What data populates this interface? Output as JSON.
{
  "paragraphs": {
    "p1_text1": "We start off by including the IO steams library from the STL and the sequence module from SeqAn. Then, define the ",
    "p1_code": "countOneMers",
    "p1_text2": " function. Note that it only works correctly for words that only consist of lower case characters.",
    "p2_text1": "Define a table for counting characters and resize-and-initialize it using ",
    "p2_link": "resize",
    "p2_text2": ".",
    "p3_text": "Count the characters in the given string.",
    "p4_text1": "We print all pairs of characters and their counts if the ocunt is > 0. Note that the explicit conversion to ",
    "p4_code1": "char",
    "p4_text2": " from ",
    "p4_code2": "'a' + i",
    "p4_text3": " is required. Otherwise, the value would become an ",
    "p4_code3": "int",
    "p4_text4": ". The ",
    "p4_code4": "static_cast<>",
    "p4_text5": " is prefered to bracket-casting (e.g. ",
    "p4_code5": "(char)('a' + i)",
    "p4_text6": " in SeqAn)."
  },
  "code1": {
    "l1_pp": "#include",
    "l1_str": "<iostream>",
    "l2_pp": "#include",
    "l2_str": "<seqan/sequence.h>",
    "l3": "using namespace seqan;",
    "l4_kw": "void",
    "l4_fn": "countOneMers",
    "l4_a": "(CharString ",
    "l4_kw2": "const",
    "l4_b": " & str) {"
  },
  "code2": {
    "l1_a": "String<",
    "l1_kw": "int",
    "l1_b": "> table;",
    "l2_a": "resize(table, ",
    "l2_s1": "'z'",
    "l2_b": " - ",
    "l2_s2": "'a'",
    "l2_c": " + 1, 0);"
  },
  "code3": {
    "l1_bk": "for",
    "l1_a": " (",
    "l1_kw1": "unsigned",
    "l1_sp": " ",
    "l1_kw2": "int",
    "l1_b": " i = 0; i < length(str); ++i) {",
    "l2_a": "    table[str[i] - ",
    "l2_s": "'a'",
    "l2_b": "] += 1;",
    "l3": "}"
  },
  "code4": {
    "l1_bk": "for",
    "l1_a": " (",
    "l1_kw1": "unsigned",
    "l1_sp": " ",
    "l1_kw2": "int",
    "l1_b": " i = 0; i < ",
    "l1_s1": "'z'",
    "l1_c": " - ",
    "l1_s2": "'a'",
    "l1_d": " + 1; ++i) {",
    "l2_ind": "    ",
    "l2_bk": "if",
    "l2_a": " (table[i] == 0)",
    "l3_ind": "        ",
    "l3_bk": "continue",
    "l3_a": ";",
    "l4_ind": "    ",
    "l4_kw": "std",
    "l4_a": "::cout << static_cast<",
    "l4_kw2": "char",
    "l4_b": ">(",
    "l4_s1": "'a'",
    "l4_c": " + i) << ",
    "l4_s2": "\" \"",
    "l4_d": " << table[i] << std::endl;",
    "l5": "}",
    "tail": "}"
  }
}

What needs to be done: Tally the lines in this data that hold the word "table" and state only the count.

Solution to the problem: 6